Shubham Banerjee, a 14 year-old Indian origin boy, has launched a company to develop low-cost machines to print Braille, the tactile writing system for the visually impaired.
Technology giant Intel has recently invested in his startup, Braigo Labs. This made Shubham the youngest entrepreneur to receive such funding.
Shubham has proved that it is never too early to become an entrepreneur in Silicon Valley.
He came up with this idea at school science fair project last year after he asked his parents a simple question: How do blind people read?
His parents answered to ‘Google it” to know about it .
Shubham then took the help of internet and was shocked to learn that Braille printers, also called embossers, cost at leat $2,000, which are too expensive for most blind readers, especially in developing countries.
“I just thought that price should not be there. I know that there is a simpler way to do this.”
— Intel Capital (@intelcapital) November 4, 2015
He also demonstrated how his printer works at the kitchen table where he spent many late nights building it with a Lego Mindstorms EV3 kit.
Shubham wants to develop a desktop Braille printer that costs around $350 and weighs just a few pounds, compared with current models that can weigh more than 20 pounds (nine kilograms).
The machine could be used to print Braille reading materials on paper, using raised dots instead of ink, from a personal computer or electronic device.
— Intel @ #CES2016 (@intel) August 5, 2015
The aim of the young boy is that most of blind people should use Braille printer.
He lives in the Silicon Valley suburb of Santa Clara, just minutes away from Intel headquarters.

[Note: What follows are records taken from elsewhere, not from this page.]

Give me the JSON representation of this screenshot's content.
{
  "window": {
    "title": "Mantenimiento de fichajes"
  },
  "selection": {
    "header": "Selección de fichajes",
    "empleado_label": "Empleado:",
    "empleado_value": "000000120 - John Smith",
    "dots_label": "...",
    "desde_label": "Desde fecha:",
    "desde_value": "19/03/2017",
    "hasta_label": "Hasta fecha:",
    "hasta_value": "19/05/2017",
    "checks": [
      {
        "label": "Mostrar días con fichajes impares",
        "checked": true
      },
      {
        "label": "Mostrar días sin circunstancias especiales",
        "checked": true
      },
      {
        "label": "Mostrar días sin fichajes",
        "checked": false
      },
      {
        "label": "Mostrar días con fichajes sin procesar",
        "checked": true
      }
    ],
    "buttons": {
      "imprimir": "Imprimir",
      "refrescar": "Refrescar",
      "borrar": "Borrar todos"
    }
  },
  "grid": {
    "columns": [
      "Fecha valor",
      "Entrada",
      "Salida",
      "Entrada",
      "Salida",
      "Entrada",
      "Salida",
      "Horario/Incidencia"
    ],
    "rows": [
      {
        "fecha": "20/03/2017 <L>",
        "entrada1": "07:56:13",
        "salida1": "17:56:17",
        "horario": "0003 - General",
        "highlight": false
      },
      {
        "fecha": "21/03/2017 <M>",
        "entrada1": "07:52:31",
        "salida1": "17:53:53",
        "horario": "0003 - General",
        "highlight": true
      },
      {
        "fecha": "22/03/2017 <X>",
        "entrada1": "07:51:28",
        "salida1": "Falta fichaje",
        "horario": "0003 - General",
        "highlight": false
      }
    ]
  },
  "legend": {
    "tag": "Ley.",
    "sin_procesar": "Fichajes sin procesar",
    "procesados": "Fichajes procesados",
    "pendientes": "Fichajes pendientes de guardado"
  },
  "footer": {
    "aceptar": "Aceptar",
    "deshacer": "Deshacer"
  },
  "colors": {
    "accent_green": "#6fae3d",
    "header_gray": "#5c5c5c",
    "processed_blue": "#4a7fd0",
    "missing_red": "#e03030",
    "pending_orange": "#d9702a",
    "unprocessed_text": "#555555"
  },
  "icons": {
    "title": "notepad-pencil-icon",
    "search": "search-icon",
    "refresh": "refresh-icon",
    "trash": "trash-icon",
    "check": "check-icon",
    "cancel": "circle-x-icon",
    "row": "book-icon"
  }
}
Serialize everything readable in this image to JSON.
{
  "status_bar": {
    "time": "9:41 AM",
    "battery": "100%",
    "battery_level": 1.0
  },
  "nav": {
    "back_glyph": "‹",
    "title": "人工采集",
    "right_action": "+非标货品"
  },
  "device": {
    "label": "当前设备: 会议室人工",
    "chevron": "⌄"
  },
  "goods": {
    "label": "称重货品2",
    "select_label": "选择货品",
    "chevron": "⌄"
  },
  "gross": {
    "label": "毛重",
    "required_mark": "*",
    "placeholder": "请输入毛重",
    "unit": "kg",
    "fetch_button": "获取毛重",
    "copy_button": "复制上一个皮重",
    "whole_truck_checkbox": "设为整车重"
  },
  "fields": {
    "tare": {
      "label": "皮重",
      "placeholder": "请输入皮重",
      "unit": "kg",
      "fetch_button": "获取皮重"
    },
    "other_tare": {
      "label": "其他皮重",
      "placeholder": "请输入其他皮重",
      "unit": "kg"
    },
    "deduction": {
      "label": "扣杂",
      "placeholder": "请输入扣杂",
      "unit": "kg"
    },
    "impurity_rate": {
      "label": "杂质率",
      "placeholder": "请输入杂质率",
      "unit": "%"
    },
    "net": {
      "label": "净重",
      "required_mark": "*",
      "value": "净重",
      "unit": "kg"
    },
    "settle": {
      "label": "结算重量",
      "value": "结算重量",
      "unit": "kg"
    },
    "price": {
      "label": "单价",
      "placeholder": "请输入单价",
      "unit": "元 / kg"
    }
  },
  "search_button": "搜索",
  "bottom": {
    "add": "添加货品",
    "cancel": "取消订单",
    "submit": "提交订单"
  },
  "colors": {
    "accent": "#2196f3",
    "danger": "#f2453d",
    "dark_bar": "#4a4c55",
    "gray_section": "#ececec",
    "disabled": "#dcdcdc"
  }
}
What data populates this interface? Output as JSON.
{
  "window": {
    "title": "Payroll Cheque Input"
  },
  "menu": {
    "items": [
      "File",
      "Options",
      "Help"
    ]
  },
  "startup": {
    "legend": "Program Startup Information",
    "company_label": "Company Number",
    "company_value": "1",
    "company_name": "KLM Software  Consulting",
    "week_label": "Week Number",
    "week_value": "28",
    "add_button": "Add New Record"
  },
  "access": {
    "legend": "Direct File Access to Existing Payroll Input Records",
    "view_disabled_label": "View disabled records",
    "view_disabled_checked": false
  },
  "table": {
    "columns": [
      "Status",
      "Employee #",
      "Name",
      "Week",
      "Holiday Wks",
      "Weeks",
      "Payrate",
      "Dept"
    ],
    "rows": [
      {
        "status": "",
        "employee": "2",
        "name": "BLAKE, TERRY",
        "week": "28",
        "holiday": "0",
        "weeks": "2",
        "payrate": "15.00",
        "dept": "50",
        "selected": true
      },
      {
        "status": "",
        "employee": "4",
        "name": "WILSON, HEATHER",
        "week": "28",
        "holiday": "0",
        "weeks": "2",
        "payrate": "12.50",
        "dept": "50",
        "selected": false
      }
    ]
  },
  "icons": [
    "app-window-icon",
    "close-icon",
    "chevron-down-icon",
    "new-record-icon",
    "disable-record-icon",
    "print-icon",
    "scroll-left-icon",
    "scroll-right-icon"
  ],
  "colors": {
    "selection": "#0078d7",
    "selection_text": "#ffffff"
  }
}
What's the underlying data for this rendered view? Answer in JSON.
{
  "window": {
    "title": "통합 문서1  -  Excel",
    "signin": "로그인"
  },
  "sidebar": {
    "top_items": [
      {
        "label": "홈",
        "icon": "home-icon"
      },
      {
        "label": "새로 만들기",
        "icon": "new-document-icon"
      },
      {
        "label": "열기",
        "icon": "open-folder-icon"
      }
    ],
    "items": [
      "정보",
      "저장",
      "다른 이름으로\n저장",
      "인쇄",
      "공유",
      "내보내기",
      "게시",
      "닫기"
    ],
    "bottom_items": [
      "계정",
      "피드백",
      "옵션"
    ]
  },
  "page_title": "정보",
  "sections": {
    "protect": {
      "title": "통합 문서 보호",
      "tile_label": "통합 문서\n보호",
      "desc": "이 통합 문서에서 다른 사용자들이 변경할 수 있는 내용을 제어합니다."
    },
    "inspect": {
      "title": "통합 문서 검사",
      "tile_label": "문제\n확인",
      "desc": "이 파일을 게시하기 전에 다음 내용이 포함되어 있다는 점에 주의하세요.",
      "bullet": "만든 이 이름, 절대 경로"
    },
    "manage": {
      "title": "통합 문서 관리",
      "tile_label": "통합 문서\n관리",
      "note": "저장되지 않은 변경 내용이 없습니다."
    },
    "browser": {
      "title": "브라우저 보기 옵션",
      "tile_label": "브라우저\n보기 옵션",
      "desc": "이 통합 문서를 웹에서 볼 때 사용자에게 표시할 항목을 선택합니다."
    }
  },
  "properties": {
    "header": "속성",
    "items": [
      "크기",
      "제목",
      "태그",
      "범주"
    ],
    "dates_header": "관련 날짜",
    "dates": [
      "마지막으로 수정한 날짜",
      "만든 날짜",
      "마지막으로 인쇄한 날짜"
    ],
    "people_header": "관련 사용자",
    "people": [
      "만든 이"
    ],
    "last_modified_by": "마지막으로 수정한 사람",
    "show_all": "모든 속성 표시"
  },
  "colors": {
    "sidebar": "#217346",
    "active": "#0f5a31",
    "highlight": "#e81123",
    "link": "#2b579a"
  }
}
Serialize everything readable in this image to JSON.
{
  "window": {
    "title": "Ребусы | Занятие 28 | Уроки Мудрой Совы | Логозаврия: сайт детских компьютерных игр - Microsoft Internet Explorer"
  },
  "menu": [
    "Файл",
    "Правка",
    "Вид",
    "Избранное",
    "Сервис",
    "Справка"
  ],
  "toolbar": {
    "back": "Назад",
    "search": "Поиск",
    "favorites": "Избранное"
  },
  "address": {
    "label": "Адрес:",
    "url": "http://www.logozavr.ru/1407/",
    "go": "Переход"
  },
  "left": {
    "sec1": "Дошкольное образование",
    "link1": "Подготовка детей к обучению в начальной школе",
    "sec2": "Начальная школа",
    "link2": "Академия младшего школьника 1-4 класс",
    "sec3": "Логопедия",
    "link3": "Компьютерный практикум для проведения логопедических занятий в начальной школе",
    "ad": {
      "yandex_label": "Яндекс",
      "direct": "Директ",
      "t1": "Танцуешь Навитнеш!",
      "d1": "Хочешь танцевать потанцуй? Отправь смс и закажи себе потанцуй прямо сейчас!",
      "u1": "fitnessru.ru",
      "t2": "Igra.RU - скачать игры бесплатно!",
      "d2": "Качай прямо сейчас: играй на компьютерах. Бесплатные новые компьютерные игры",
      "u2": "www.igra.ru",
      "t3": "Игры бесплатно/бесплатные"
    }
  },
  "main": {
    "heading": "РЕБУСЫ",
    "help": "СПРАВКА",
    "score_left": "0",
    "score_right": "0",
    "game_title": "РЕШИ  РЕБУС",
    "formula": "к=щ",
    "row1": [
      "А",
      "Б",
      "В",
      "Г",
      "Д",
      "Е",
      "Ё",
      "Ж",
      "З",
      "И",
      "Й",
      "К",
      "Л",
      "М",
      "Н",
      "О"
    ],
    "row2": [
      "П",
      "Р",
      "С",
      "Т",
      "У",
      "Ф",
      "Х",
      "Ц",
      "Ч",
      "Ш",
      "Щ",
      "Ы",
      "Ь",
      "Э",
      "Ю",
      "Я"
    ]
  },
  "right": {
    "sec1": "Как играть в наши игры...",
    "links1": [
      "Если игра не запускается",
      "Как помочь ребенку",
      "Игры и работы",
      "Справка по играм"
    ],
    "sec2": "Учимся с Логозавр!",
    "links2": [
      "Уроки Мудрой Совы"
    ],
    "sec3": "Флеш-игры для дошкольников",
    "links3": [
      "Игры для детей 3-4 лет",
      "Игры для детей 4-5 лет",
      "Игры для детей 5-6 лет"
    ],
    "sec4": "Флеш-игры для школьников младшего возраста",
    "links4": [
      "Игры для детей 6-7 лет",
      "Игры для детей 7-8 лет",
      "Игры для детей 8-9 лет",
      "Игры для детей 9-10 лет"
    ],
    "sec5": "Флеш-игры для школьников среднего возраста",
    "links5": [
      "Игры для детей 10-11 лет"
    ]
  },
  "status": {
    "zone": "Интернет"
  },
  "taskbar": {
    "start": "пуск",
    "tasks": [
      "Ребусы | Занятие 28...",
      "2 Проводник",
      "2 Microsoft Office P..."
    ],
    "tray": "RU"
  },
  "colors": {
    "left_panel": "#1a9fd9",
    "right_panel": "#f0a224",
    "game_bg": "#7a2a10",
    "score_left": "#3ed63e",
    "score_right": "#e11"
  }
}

After the “Braigo” — a name that combines Braille and Lego — won numerous awards and enthusiastic support from the blind community, Banerjee started Braigo Labs last summer with an initial $35,000 investment from his dad.
His parents are feeling proud on the achievements of their son. Niloy Banerjee said that as parents they started to get involved more, that he is on something and this innovative project should continue.
Shubham used the money to build a more sophisticated version of his Lego-based printer using an off-the-shelf desktop printer and a newly released Intel computer chip.
The new model, Braigo 2.0, can translate electronic text into Braille before printing.
Intel executives were so impressed with Shubham’s printer that in month of November they invested an undisclosed sum to his startup.
Edward Ross, director of Inventor Platforms at Intel said that the boy is solving a real problem, and he wants to go off and disrupt an existing industry. And that’s really what it’s all about.
Braigo Labs is using the money to hire professional engineers and advisers to help design and build Braille printers based on Shubham’s ideas.
Niloy Banerjee said that the company aims to have a prototype ready for blind organizations to test this summer and have a Braigo printer in the market later this year.
Henry Wedler, who is the advisor to Braigo Labs, said that this Braille printer is a great way for people around the world who really don’t have many resources at all to learn Braille and to use it practically.
Wedler is himself blind and working on a doctorate in chemistry at the University of California, Davis.
Community services director at the San Francisco Lighthouse for the Blind, a non-profit center that serves the visually impaired and prints Braille materials for public agencies said An affordable printer would allow the visually impaired readers to print out letters, household labels, shopping lists and short reading materials on paper in Braille
Martinez said she loves the fact the fact that a young person is thinking about a community that have been neglected and people don’t thought about them.
Shubham is too young to be CEO of his own company, so his mother has taken the job, though she admits she wasn’t too supportive when he started the project.